The head of the Palestinian Committee for Prisoners’ Affairs says the Israeli regime is due to force-feed a Palestinian prisoner who has been on a hunger strike for weeks now.

Issa Qaraqe said on Tuesday that Palestinian prisoner Muhammad al-Qiq is in Afula hospital where a team has been tasked with force-feeding him, Palestinian Ma’an news agency reported.

The inmate, who has been on a hunger strike since November 24, is said to be in critical condition.

A journalist from the village of Dura near the occupied West Bank city of al-Khalil (Hebron), al-Qiq was taken to hospital after losing more than 20 kilograms. He was reportedly unable to move without a wheelchair.

Two other Palestinian hunger strikers, identified as Kifah Hattab and Abdullah Abu Jaber, are also hospitalized, Qaraqe said, adding that the Israeli Prison Service has not negotiated with the hunger strikers, and a medical team is now getting ready to force-feed al-Qiq.

In July last year, Israel’s parliament (Knesset) passed into law the controversial legislation to force-feed prisoners on hunger strike.

The move met fierce condemnations, with critics insisting that it is a form of torture to silence protesting inmates.

Qaraqe at the time strongly condemned the Israeli law and said it is tantamount to legalizing murder and sets a “very dangerous precedent.”

The Palestinian official also said that the controversial law, which passed with a slim majority, contradicts all international treaties and conventions.

Israel has long been concerned that hunger strikes by Palestinians in its prisons could end in death and trigger waves of protest in the occupied lands.

Palestinian detainees have regularly staged open-ended hunger strikes in an attempt to express their outrage at the so-called administrative detention and to demand an end to the policy.

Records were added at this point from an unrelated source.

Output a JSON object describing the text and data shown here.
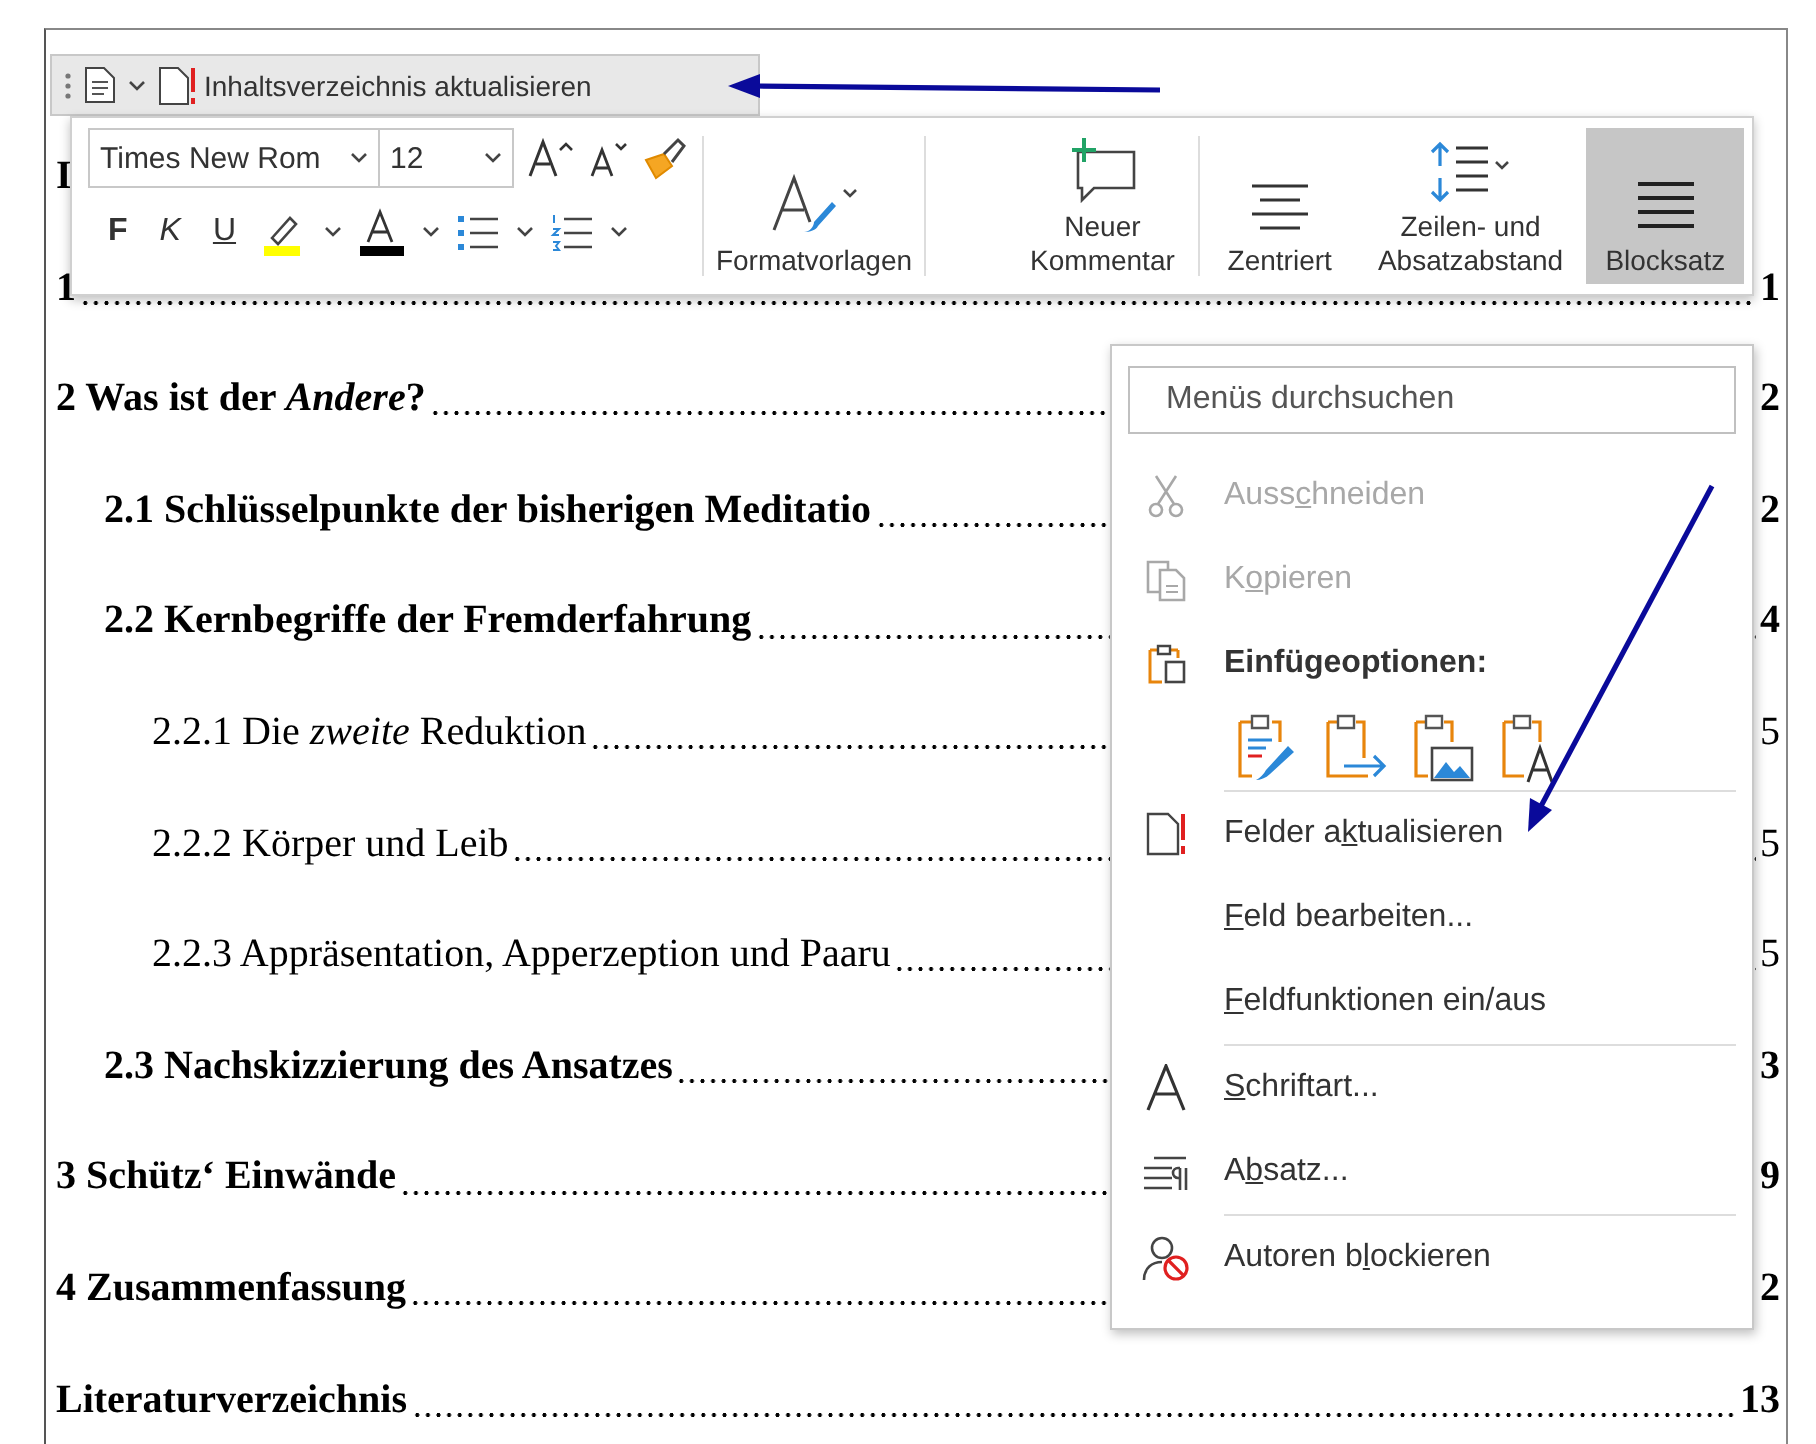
{
  "document": {
    "entries": [
      {
        "title": "I"
      },
      {
        "title": "1",
        "page": "1"
      },
      {
        "title": "2 Was ist der *Andere*?",
        "page": "2",
        "children": [
          {
            "title": "2.1 Schlüsselpunkte der bisherigen Meditatio",
            "page": "2"
          },
          {
            "title": "2.2 Kernbegriffe der Fremderfahrung",
            "page": "4",
            "children": [
              {
                "title": "2.2.1 Die *zweite* Reduktion",
                "page": "5"
              },
              {
                "title": "2.2.2 Körper und Leib",
                "page": "5"
              },
              {
                "title": "2.2.3 Appräsentation, Apperzeption und Paaru",
                "page": "5"
              }
            ]
          },
          {
            "title": "2.3 Nachskizzierung des Ansatzes",
            "page": "3"
          }
        ]
      },
      {
        "title": "3 Schütz‘ Einwände",
        "page": "9"
      },
      {
        "title": "4 Zusammenfassung",
        "page": "2"
      },
      {
        "title": "Literaturverzeichnis",
        "page": "13"
      }
    ]
  },
  "quick_bar": {
    "label": "Inhaltsverzeichnis aktualisieren"
  },
  "mini_toolbar": {
    "font": "Times New Rom",
    "size": "12",
    "format_buttons": [
      {
        "label": "F",
        "kind": "bold"
      },
      {
        "label": "K",
        "kind": "italic"
      },
      {
        "label": "U",
        "kind": "underline"
      }
    ],
    "big_buttons": [
      {
        "kind": "styles",
        "lines": [
          "Formatvorlagen"
        ],
        "selected": false
      },
      {
        "kind": "comment",
        "lines": [
          "Neuer",
          "Kommentar"
        ],
        "selected": false
      },
      {
        "kind": "center",
        "lines": [
          "Zentriert"
        ],
        "selected": false
      },
      {
        "kind": "spacing",
        "lines": [
          "Zeilen- und",
          "Absatzabstand"
        ],
        "selected": false
      },
      {
        "kind": "justify",
        "lines": [
          "Blocksatz"
        ],
        "selected": true
      }
    ]
  },
  "context_menu": {
    "search": {
      "placeholder": "Menüs durchsuchen"
    },
    "items": [
      {
        "kind": "cut",
        "label": {
          "before": "Auss",
          "key": "c",
          "after": "hneiden"
        },
        "disabled": true
      },
      {
        "kind": "copy",
        "label": {
          "before": "K",
          "key": "o",
          "after": "pieren"
        },
        "disabled": true
      },
      {
        "kind": "paste_heading",
        "label": "Einfügeoptionen:"
      },
      {
        "kind": "paste_options"
      },
      {
        "kind": "separator"
      },
      {
        "kind": "field_update",
        "label": {
          "before": "Felder a",
          "key": "k",
          "after": "tualisieren"
        },
        "disabled": false
      },
      {
        "kind": "plain",
        "label": {
          "key": "F",
          "after": "eld bearbeiten..."
        },
        "disabled": false
      },
      {
        "kind": "plain",
        "label": {
          "key": "F",
          "after": "eldfunktionen ein/aus"
        },
        "disabled": false
      },
      {
        "kind": "separator"
      },
      {
        "kind": "font",
        "label": {
          "key": "S",
          "after": "chriftart..."
        },
        "disabled": false
      },
      {
        "kind": "paragraph",
        "label": {
          "before": "A",
          "key": "b",
          "after": "satz..."
        },
        "disabled": false
      },
      {
        "kind": "separator"
      },
      {
        "kind": "block_authors",
        "label": {
          "before": "Autoren b",
          "key": "l",
          "after": "ockieren"
        },
        "disabled": false
      }
    ]
  }
}
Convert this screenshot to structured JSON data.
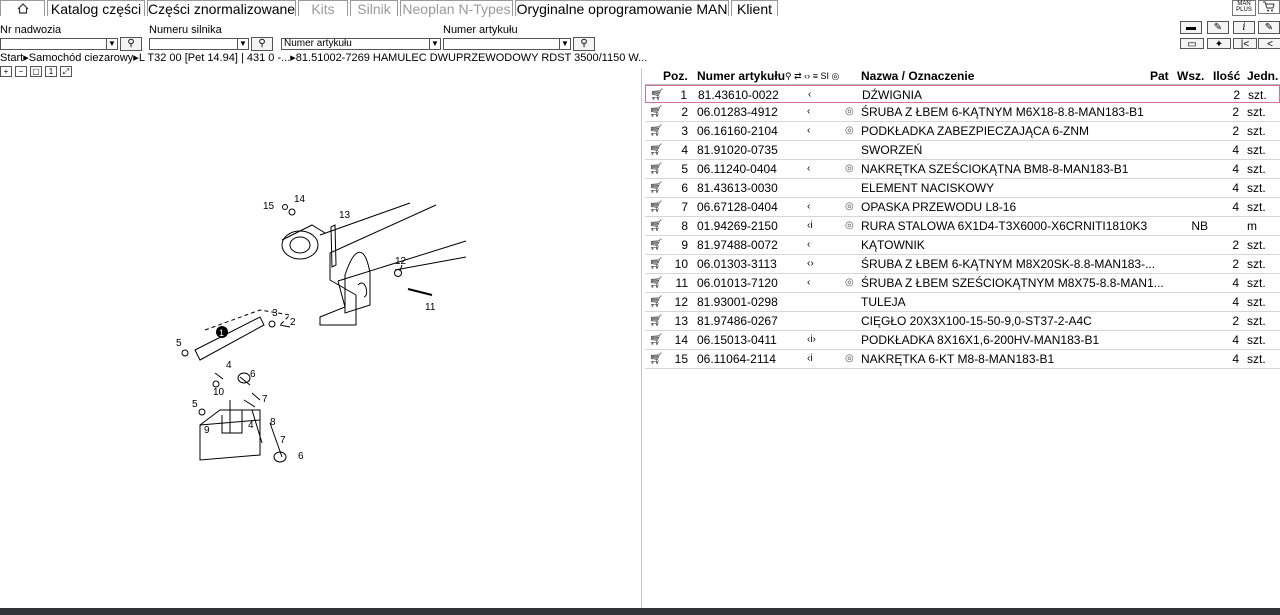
{
  "tabs": [
    {
      "label": "Katalog części",
      "active": true,
      "disabled": false
    },
    {
      "label": "Części znormalizowane",
      "active": false,
      "disabled": false
    },
    {
      "label": "Kits",
      "active": false,
      "disabled": true
    },
    {
      "label": "Silnik",
      "active": false,
      "disabled": true
    },
    {
      "label": "Neoplan N-Types",
      "active": false,
      "disabled": true
    },
    {
      "label": "Oryginalne oprogramowanie MAN",
      "active": false,
      "disabled": false
    },
    {
      "label": "Klient",
      "active": false,
      "disabled": false
    }
  ],
  "home_icon": "home-icon",
  "logo": {
    "line1": "MAN",
    "line2": "PLUS"
  },
  "filters": {
    "chassis_label": "Nr nadwozia",
    "chassis_value": "",
    "engine_label": "Numeru silnika",
    "engine_value": "",
    "article_select_value": "Numer artykułu",
    "article_label": "Numer artykułu",
    "article_value": ""
  },
  "breadcrumb": "Start▸Samochód ciezarowy▸L T32 00  [Pet 14.94]  | 431 0 -...▸81.51002-7269  HAMULEC DWUPRZEWODOWY RDST 3500/1150 W...",
  "table": {
    "headers": {
      "pos": "Poz.",
      "article": "Numer artykułu",
      "si": "SI",
      "name": "Nazwa / Oznaczenie",
      "pat": "Pat",
      "wsz": "Wsz.",
      "qty": "Ilość",
      "unit": "Jedn."
    },
    "rows": [
      {
        "pos": "1",
        "article": "81.43610-0022",
        "mark": "‹",
        "circle": false,
        "name": "DŹWIGNIA",
        "wsz": "",
        "qty": "2",
        "unit": "szt."
      },
      {
        "pos": "2",
        "article": "06.01283-4912",
        "mark": "‹",
        "circle": true,
        "name": "ŚRUBA Z ŁBEM 6-KĄTNYM  M6X18-8.8-MAN183-B1",
        "wsz": "",
        "qty": "2",
        "unit": "szt."
      },
      {
        "pos": "3",
        "article": "06.16160-2104",
        "mark": "‹",
        "circle": true,
        "name": "PODKŁADKA ZABEZPIECZAJĄCA  6-ZNM",
        "wsz": "",
        "qty": "2",
        "unit": "szt."
      },
      {
        "pos": "4",
        "article": "81.91020-0735",
        "mark": "",
        "circle": false,
        "name": "SWORZEŃ",
        "wsz": "",
        "qty": "4",
        "unit": "szt."
      },
      {
        "pos": "5",
        "article": "06.11240-0404",
        "mark": "‹",
        "circle": true,
        "name": "NAKRĘTKA SZEŚCIOKĄTNA  BM8-8-MAN183-B1",
        "wsz": "",
        "qty": "4",
        "unit": "szt."
      },
      {
        "pos": "6",
        "article": "81.43613-0030",
        "mark": "",
        "circle": false,
        "name": "ELEMENT NACISKOWY",
        "wsz": "",
        "qty": "4",
        "unit": "szt."
      },
      {
        "pos": "7",
        "article": "06.67128-0404",
        "mark": "‹",
        "circle": true,
        "name": "OPASKA PRZEWODU  L8-16",
        "wsz": "",
        "qty": "4",
        "unit": "szt."
      },
      {
        "pos": "8",
        "article": "01.94269-2150",
        "mark": "‹i",
        "circle": true,
        "name": "RURA STALOWA  6X1D4-T3X6000-X6CRNITI1810K3",
        "wsz": "NB",
        "qty": "",
        "unit": "m"
      },
      {
        "pos": "9",
        "article": "81.97488-0072",
        "mark": "‹",
        "circle": false,
        "name": "KĄTOWNIK",
        "wsz": "",
        "qty": "2",
        "unit": "szt."
      },
      {
        "pos": "10",
        "article": "06.01303-3113",
        "mark": "‹›",
        "circle": false,
        "name": "ŚRUBA Z ŁBEM 6-KĄTNYM  M8X20SK-8.8-MAN183-...",
        "wsz": "",
        "qty": "2",
        "unit": "szt."
      },
      {
        "pos": "11",
        "article": "06.01013-7120",
        "mark": "‹",
        "circle": true,
        "name": "ŚRUBA Z ŁBEM SZEŚCIOKĄTNYM  M8X75-8.8-MAN1...",
        "wsz": "",
        "qty": "4",
        "unit": "szt."
      },
      {
        "pos": "12",
        "article": "81.93001-0298",
        "mark": "",
        "circle": false,
        "name": "TULEJA",
        "wsz": "",
        "qty": "4",
        "unit": "szt."
      },
      {
        "pos": "13",
        "article": "81.97486-0267",
        "mark": "",
        "circle": false,
        "name": "CIĘGŁO  20X3X100-15-50-9,0-ST37-2-A4C",
        "wsz": "",
        "qty": "2",
        "unit": "szt."
      },
      {
        "pos": "14",
        "article": "06.15013-0411",
        "mark": "‹i›",
        "circle": false,
        "name": "PODKŁADKA  8X16X1,6-200HV-MAN183-B1",
        "wsz": "",
        "qty": "4",
        "unit": "szt."
      },
      {
        "pos": "15",
        "article": "06.11064-2114",
        "mark": "‹i",
        "circle": true,
        "name": "NAKRĘTKA 6-KT  M8-8-MAN183-B1",
        "wsz": "",
        "qty": "4",
        "unit": "szt."
      }
    ]
  },
  "drawing_labels": [
    "1",
    "2",
    "3",
    "4",
    "4",
    "5",
    "5",
    "6",
    "6",
    "7",
    "7",
    "8",
    "9",
    "10",
    "11",
    "12",
    "13",
    "14",
    "15"
  ]
}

Administrative detention is a sort of imprisonment without trial or charge that allows the Tel Aviv regime to incarcerate Palestinians for up to six months. The detention order can be renewed for indefinite periods.

By Press TV